Generally builders remove or modify the rear subframe of the original motorcycle to accommodate the new seat. Rayell has chosen not to cut the subframe and has created this seat accordingly. A short mudguard from a Yamaha XS400 replaces the original on the rear whilst a mudguard from an unknown model is fitted in the front. Thie SR500 can run without a battery, so keeping the look bare is easier with the sidecovers removed. Flat tracker bars are fitted with an imported, simplified switch cluster on the left side only. A mini speedo has also been fitted. The large steering damper knob is decorative but really looks classic. The wheels and front shocks have been powder coated black. Rayell wrapped the header pipe of the locally made aftermarket exhaust which was on the motorcycle when he bought it. He has the original invoice for when it was fitted in 1980. I think it is a Powerflo.

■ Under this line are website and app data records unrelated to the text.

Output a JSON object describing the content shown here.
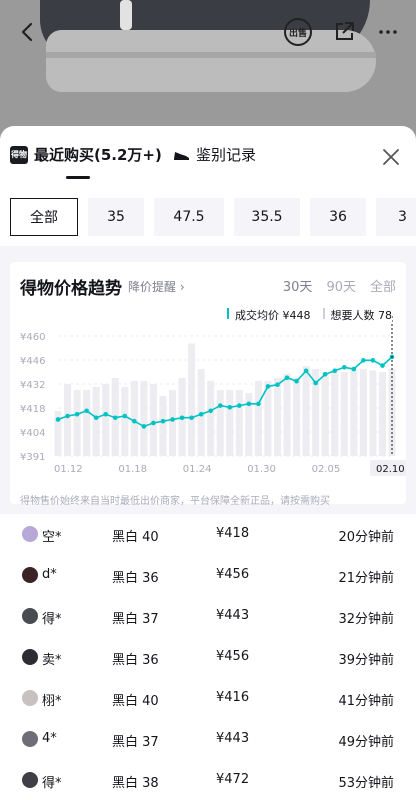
{
  "hero": {
    "sell_label": "出售"
  },
  "tabs": [
    {
      "label": "最近购买(5.2万+)",
      "icon": "dewu-logo-icon",
      "icon_text": "得物"
    },
    {
      "label": "鉴别记录",
      "icon": "shoe-icon"
    }
  ],
  "sizes": [
    "全部",
    "35",
    "47.5",
    "35.5",
    "36",
    "3"
  ],
  "chart": {
    "title": "得物价格趋势",
    "alert_label": "降价提醒 ›",
    "ranges": [
      "30天",
      "90天",
      "全部"
    ],
    "legend_avg": "成交均价 ¥448",
    "legend_want": "想要人数 78",
    "note": "得物售价始终来自当时最低出价商家，平台保障全新正品，请按需购买"
  },
  "chart_data": {
    "type": "line",
    "x_tick_labels": [
      "01.12",
      "01.18",
      "01.24",
      "01.30",
      "02.05",
      "02.10"
    ],
    "y_tick_labels": [
      "¥460",
      "¥446",
      "¥432",
      "¥418",
      "¥404",
      "¥391"
    ],
    "ylim": [
      391,
      460
    ],
    "series": [
      {
        "name": "成交均价",
        "values": [
          412,
          414,
          415,
          417,
          413,
          415,
          413,
          414,
          411,
          408,
          410,
          411,
          412,
          413,
          413,
          415,
          417,
          420,
          419,
          420,
          421,
          421,
          431,
          432,
          436,
          434,
          440,
          433,
          438,
          440,
          442,
          441,
          446,
          446,
          443,
          448
        ]
      },
      {
        "name": "想要人数",
        "values": [
          30,
          48,
          44,
          44,
          46,
          48,
          52,
          46,
          50,
          50,
          48,
          40,
          44,
          52,
          75,
          58,
          50,
          44,
          44,
          44,
          42,
          50,
          50,
          52,
          55,
          52,
          60,
          58,
          56,
          56,
          56,
          58,
          58,
          57,
          56,
          58
        ]
      }
    ]
  },
  "records": [
    {
      "name": "空*",
      "size": "黑白 40",
      "price": "¥418",
      "time": "20分钟前",
      "avatar": "#b7a8d8"
    },
    {
      "name": "d*",
      "size": "黑白 36",
      "price": "¥456",
      "time": "21分钟前",
      "avatar": "#3b2326"
    },
    {
      "name": "得*",
      "size": "黑白 37",
      "price": "¥443",
      "time": "32分钟前",
      "avatar": "#4a4a52"
    },
    {
      "name": "卖*",
      "size": "黑白 36",
      "price": "¥456",
      "time": "39分钟前",
      "avatar": "#2c2c33"
    },
    {
      "name": "栩*",
      "size": "黑白 40",
      "price": "¥416",
      "time": "41分钟前",
      "avatar": "#c9c0c0"
    },
    {
      "name": "4*",
      "size": "黑白 37",
      "price": "¥443",
      "time": "49分钟前",
      "avatar": "#6e6e78"
    },
    {
      "name": "得*",
      "size": "黑白 38",
      "price": "¥472",
      "time": "53分钟前",
      "avatar": "#3f3f47"
    }
  ]
}
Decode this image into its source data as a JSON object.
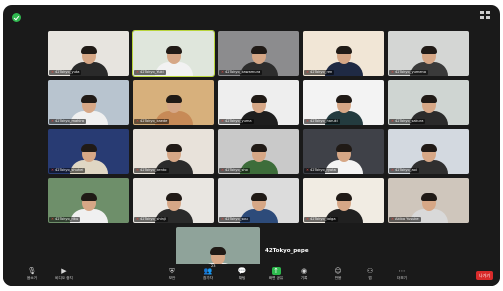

Rayell recently sold this SR500 to Denzel. Lucky Denzel! The next project Rayell will undertake will be based on a BMW R60 or R75. He wants to build a motorcycle which must be indescribably different from anything else. This is probably the same thing that El Solitario will attempt to achieve with their BMW R Nine T creation. Perhaps they will shock corporate BMW and turn it into the cafe racer it was supposed to be in the first place. Oh well, even if they don’t, at least BMW have ten years before their motorcycle’s centenary to rethink their design.